Dataset rows describing interfaces:
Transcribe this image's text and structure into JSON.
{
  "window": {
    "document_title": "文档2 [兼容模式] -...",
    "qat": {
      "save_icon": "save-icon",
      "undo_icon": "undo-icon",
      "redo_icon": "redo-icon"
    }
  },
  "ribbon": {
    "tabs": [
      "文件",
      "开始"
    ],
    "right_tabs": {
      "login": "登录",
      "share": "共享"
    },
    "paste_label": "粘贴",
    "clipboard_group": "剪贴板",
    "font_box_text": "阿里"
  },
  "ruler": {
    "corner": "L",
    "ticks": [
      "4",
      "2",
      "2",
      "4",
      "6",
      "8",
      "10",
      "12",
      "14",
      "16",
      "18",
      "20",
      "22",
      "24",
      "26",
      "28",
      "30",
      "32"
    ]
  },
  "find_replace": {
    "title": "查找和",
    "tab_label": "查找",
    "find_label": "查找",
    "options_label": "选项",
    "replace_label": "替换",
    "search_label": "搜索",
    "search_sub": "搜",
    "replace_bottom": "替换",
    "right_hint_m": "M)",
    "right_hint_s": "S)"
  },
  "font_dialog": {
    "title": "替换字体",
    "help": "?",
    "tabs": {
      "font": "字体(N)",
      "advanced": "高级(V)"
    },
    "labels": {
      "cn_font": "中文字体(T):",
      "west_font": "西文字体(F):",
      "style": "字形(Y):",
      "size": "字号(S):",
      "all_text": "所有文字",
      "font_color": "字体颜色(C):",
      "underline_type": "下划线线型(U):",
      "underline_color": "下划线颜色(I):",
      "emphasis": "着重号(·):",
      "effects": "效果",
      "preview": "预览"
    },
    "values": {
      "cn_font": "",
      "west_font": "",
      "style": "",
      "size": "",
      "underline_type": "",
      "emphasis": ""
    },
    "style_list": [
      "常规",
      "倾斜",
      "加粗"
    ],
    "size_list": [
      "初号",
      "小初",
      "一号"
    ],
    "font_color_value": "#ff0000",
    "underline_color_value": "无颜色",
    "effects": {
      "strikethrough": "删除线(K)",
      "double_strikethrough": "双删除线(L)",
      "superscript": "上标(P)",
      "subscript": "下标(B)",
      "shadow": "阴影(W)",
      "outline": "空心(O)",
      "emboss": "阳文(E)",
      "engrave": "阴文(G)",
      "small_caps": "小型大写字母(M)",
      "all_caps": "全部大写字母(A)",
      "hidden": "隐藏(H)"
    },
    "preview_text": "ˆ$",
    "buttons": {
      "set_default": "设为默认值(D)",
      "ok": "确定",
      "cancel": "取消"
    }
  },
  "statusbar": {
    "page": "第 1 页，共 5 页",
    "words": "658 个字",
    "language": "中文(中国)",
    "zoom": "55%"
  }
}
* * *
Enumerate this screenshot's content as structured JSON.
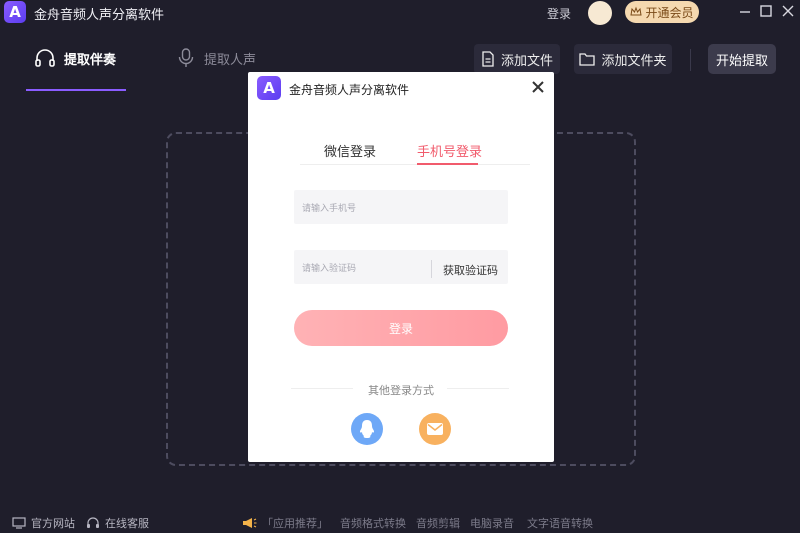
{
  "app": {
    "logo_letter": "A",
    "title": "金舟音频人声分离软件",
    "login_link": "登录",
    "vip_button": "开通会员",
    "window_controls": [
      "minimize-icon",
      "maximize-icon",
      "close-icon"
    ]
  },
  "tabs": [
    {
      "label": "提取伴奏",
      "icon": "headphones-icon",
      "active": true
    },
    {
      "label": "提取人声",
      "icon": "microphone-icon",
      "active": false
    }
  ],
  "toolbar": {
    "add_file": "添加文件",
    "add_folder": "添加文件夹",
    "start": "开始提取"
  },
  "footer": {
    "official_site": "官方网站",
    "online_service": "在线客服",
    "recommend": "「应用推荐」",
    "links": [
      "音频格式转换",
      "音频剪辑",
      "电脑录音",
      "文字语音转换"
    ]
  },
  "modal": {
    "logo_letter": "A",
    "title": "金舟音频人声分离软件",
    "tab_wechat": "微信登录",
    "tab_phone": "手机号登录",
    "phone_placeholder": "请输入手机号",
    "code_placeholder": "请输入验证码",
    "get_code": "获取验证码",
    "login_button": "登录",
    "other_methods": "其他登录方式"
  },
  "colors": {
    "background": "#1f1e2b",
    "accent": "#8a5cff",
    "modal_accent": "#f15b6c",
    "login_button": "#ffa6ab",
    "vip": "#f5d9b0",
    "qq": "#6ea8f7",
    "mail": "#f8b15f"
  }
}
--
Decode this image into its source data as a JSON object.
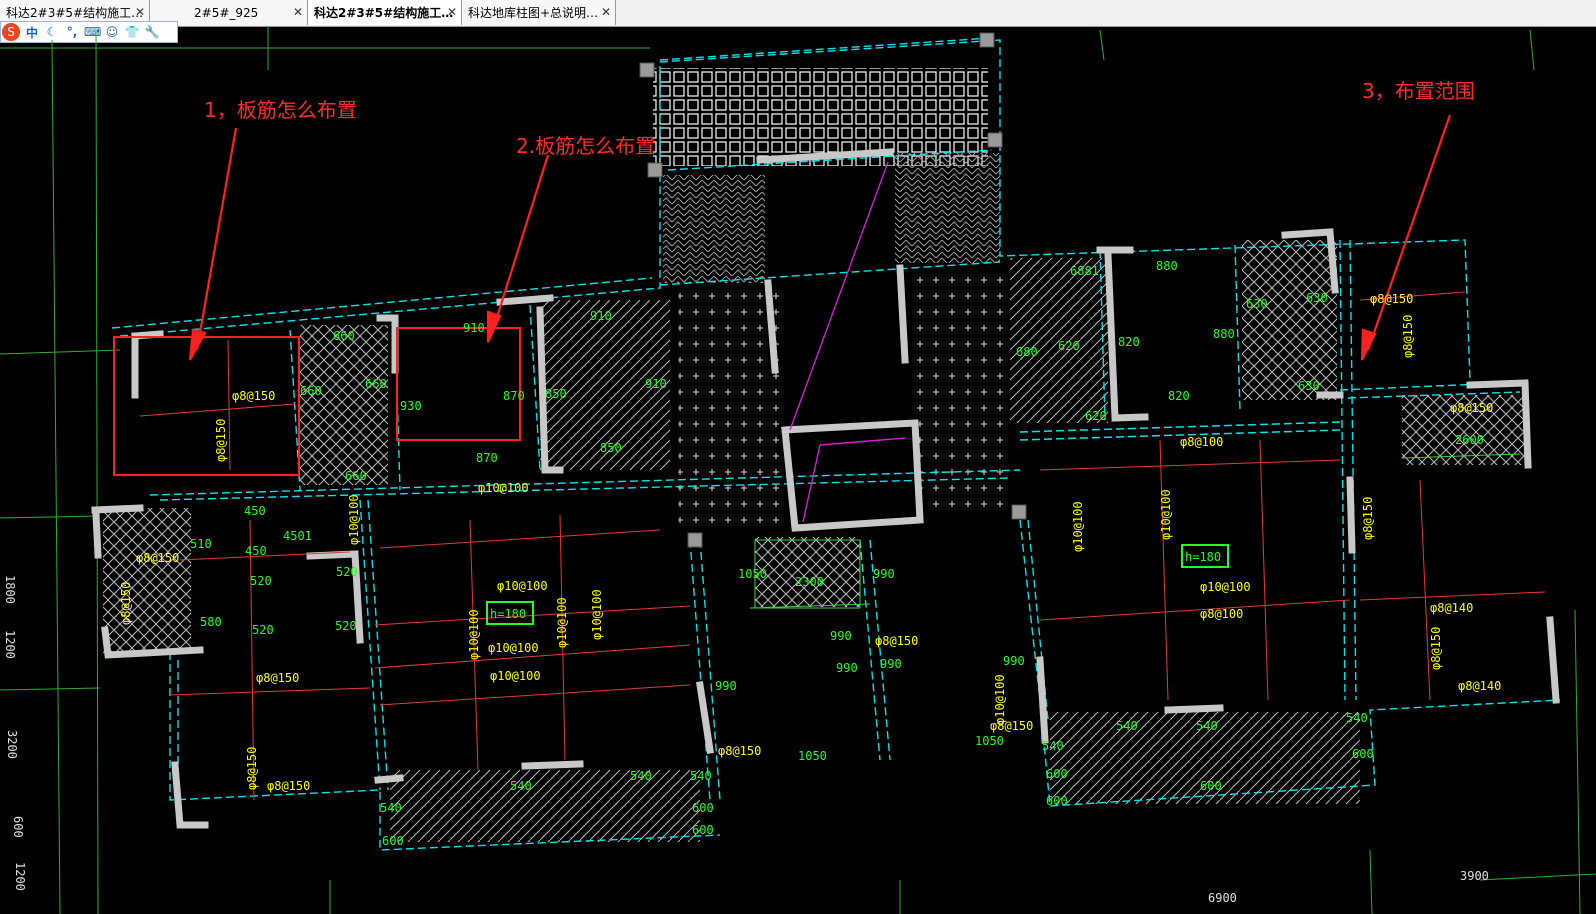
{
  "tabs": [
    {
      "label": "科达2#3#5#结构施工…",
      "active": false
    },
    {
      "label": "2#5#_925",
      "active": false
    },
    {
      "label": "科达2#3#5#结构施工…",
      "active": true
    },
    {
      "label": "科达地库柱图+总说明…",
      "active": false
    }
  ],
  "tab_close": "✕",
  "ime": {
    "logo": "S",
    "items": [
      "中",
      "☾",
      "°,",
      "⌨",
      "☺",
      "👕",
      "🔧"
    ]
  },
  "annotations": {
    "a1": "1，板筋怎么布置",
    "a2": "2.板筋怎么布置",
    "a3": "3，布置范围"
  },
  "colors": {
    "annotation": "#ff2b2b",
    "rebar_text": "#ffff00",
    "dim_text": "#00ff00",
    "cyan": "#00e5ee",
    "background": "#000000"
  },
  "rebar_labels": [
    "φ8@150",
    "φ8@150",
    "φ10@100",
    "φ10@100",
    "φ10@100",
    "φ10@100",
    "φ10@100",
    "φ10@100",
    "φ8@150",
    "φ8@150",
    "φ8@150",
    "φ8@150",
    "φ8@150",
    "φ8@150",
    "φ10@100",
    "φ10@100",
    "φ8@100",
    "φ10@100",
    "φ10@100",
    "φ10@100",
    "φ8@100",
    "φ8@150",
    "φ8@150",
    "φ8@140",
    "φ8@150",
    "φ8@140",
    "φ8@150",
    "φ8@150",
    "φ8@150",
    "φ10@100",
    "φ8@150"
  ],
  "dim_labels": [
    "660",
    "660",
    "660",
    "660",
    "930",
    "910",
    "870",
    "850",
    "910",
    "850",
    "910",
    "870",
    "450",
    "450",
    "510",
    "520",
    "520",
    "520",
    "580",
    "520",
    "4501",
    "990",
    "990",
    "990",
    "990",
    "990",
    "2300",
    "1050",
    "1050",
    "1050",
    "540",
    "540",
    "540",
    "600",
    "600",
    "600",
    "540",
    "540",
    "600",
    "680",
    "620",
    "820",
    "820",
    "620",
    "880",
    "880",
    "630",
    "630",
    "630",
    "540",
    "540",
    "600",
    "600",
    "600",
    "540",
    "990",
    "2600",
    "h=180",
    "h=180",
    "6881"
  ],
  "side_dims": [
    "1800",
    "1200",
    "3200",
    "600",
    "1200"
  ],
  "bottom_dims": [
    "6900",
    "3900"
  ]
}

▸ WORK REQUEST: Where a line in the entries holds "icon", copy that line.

▸ OUTPUT OF THE TASK:
      "save_icon": "save-icon",
      "undo_icon": "undo-icon",
      "redo_icon": "redo-icon"
      "minimize-icon",
      "maximize-icon",
      "close-icon"
      "icon": "headphones-icon",
      "icon": "microphone-icon",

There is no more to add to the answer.